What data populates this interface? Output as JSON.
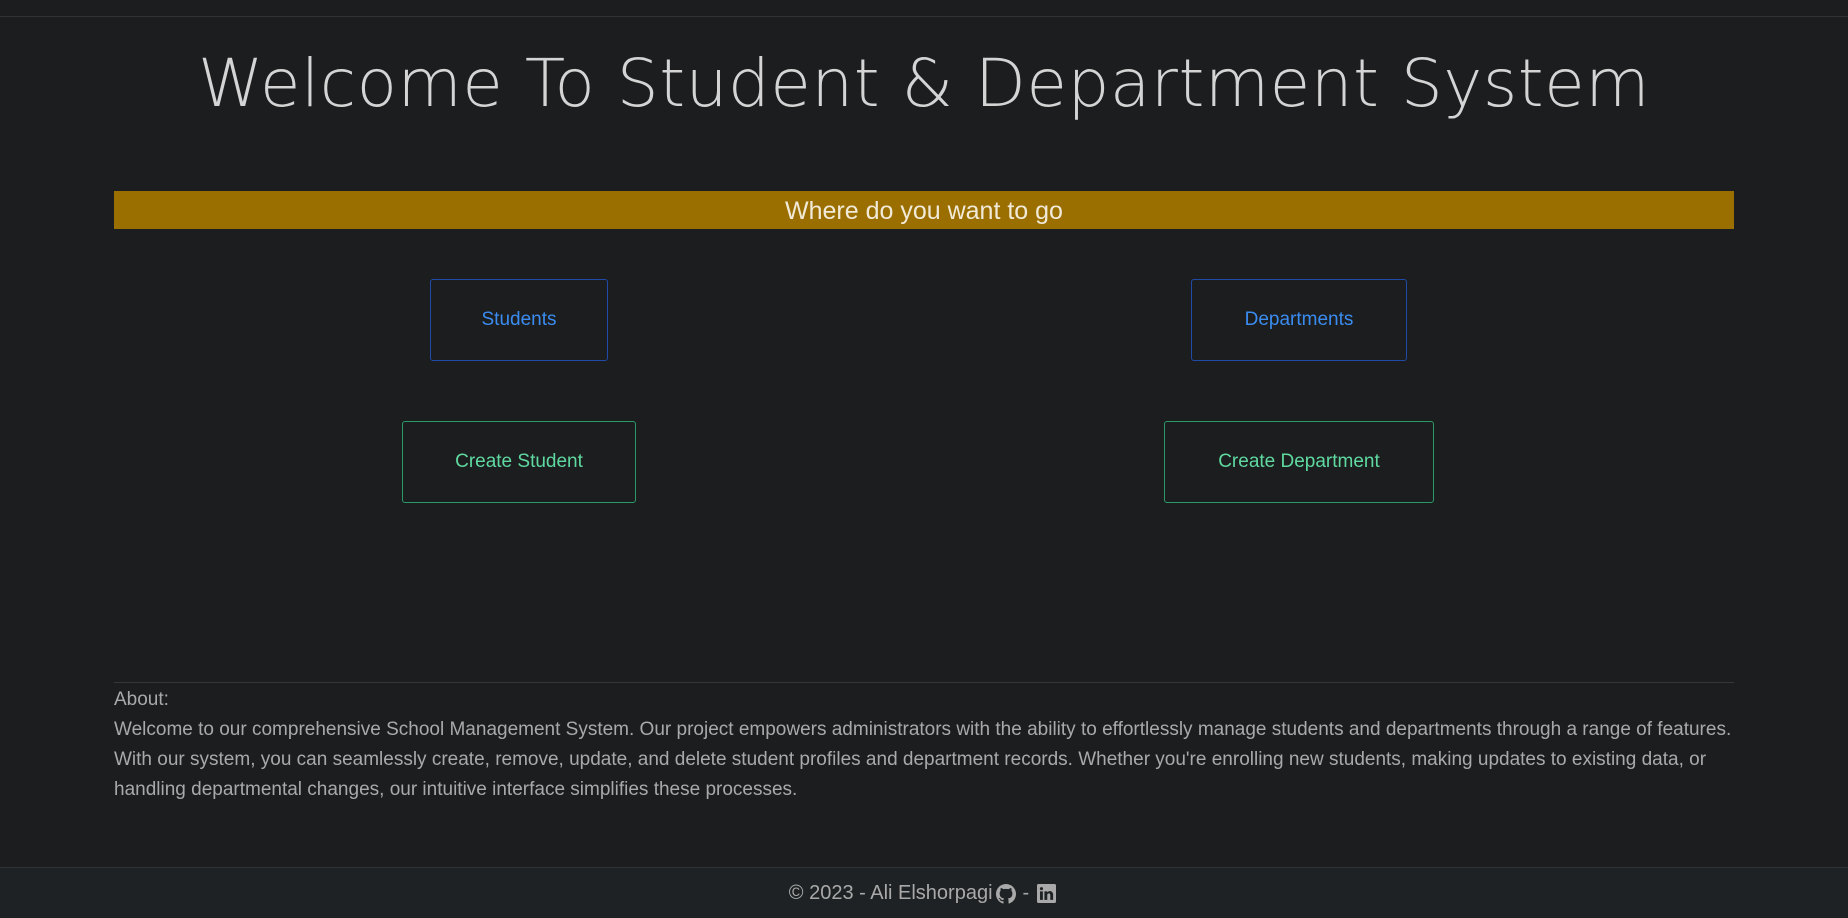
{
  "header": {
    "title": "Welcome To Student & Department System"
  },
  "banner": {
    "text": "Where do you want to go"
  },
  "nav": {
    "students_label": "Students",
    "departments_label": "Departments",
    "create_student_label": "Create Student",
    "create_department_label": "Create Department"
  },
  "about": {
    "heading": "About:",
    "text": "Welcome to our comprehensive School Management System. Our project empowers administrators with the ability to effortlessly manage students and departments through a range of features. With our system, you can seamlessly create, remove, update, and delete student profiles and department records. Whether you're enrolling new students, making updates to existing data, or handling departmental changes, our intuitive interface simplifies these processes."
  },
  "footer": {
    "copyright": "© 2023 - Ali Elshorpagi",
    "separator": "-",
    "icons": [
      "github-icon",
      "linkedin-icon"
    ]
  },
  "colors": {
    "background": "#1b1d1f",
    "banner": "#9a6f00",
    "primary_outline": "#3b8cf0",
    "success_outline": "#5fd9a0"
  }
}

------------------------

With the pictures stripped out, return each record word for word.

What data populates this interface? Output as JSON.
{
  "header": {
    "title": "Welcome To Student & Department System"
  },
  "banner": {
    "text": "Where do you want to go"
  },
  "nav": {
    "students_label": "Students",
    "departments_label": "Departments",
    "create_student_label": "Create Student",
    "create_department_label": "Create Department"
  },
  "about": {
    "heading": "About:",
    "text": "Welcome to our comprehensive School Management System. Our project empowers administrators with the ability to effortlessly manage students and departments through a range of features. With our system, you can seamlessly create, remove, update, and delete student profiles and department records. Whether you're enrolling new students, making updates to existing data, or handling departmental changes, our intuitive interface simplifies these processes."
  },
  "footer": {
    "copyright": "© 2023 - Ali Elshorpagi",
    "separator": "-",
    "icons": [
      "github-icon",
      "linkedin-icon"
    ]
  },
  "colors": {
    "background": "#1b1d1f",
    "banner": "#9a6f00",
    "primary_outline": "#3b8cf0",
    "success_outline": "#5fd9a0"
  }
}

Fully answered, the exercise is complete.